Charanjit Singh – a Indian musician and performer, best known for his pioneering electronic album Synthesizing: Ten Ragas To A Disco Beat – died yesterday. He was 74.
Singh performed extensively as a soundtrack session musician, on guitar, violin and synthesizer. He was also active as a solo artist and released several albums of covers of popular songs and film soundtracks.
He was best known in the West, though, for his 1982 album Synthesizing: Ten Ragas To A Disco Beat.
The album is one of the first recordings to make heavy use of the Roland TB-303 & Roland TR-808 combination. Singh’s early use of the 303 + 808 combination has led some to call him the ‘inventor of acid house’.
The only thing that Singh’s Synthesizing has in common with acid house, though, is instrumentation. The key element of acid house – a squelchy 303 bass sound that is tweaked constantly throughout the track – is completely absent on Synthesizing. And, where acid house explores a minimal, mechanical aesthetic, the focus of Ten Ragas To A Disco Beat is on Singh’s melodic keyboard solos.
What makes Synthesizing: Ten Ragas To A Disco Beat notable is that it’s not acid house. Singh took the now-classic 303/808 combination and came up with something completely different. He may have used the same instruments that were later used by the Chicago acid house pioneers, but he brought a different set of skills and a different musical culture, and came up with something unique, as a result.
Synthesizing, like the 303 and 808, had limited appeal when it was initially released. It was rediscovered 20 years after its release, though, and became a cult favorite among electronic music fans.

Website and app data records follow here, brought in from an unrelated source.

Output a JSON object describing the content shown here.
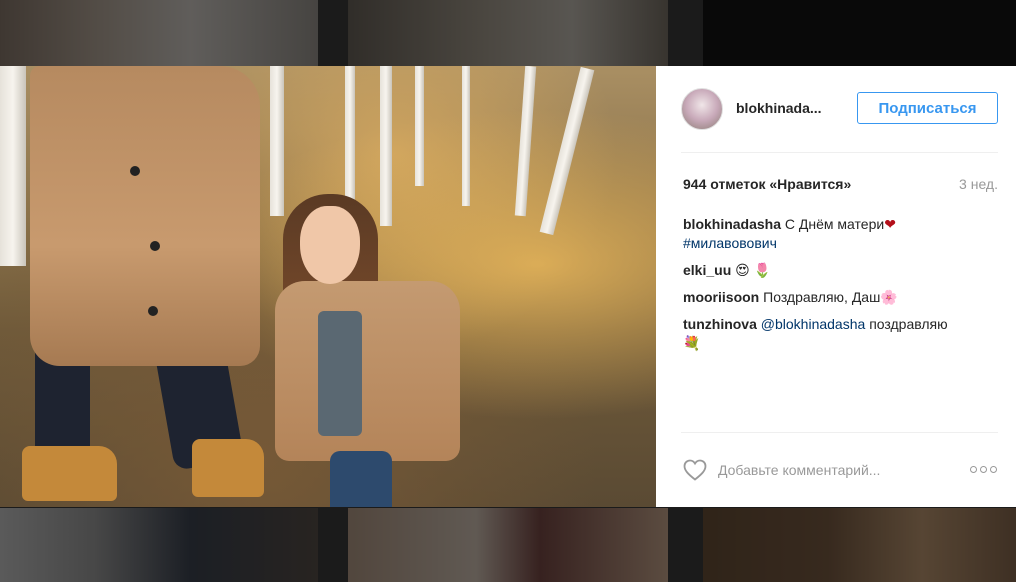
{
  "post": {
    "username": "blokhinada...",
    "follow_label": "Подписаться",
    "likes": "944 отметок «Нравится»",
    "time": "3 нед.",
    "comment_placeholder": "Добавьте комментарий..."
  },
  "comments": [
    {
      "author": "blokhinadasha",
      "text": "С Днём матери",
      "emoji": "❤",
      "hashtag": "#милавовович"
    },
    {
      "author": "elki_uu",
      "text": "😍 🌷"
    },
    {
      "author": "mooriisoon",
      "text": "Поздравляю, Даш🌸"
    },
    {
      "author": "tunzhinova",
      "mention": "@blokhinadasha",
      "text": "поздравляю",
      "emoji": "💐"
    }
  ],
  "icons": {
    "like": "heart-outline-icon",
    "more": "more-options-icon"
  },
  "colors": {
    "accent": "#3897f0",
    "hashtag": "#003569",
    "muted": "#999999",
    "text": "#262626"
  }
}
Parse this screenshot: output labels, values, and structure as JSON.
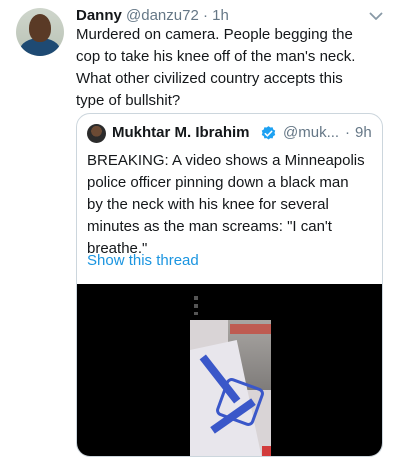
{
  "tweet": {
    "author_name": "Danny",
    "author_handle": "@danzu72",
    "separator": "·",
    "time": "1h",
    "text_lines": [
      "Murdered on camera. People begging the",
      "cop to take his knee off of the man's neck.",
      "What other civilized country accepts this",
      "type of bullshit?"
    ]
  },
  "quoted_tweet": {
    "author_name": "Mukhtar M. Ibrahim",
    "author_handle": "@muk...",
    "separator": "·",
    "time": "9h",
    "text_lines": [
      "BREAKING: A video shows a Minneapolis",
      "police officer pinning down a black man",
      "by the neck with his knee for several",
      "minutes as the man screams: \"I can't",
      "breathe.\""
    ],
    "show_thread_label": "Show this thread"
  },
  "icons": {
    "caret": "chevron-down-icon",
    "verified": "verified-badge-icon"
  },
  "colors": {
    "text": "#14171a",
    "secondary": "#657786",
    "link": "#1b95e0",
    "verified": "#1da1f2",
    "border": "#ccd6dd"
  }
}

It was reissued in 2010, and Singh toured, in the last few years of his life, performing his classic work.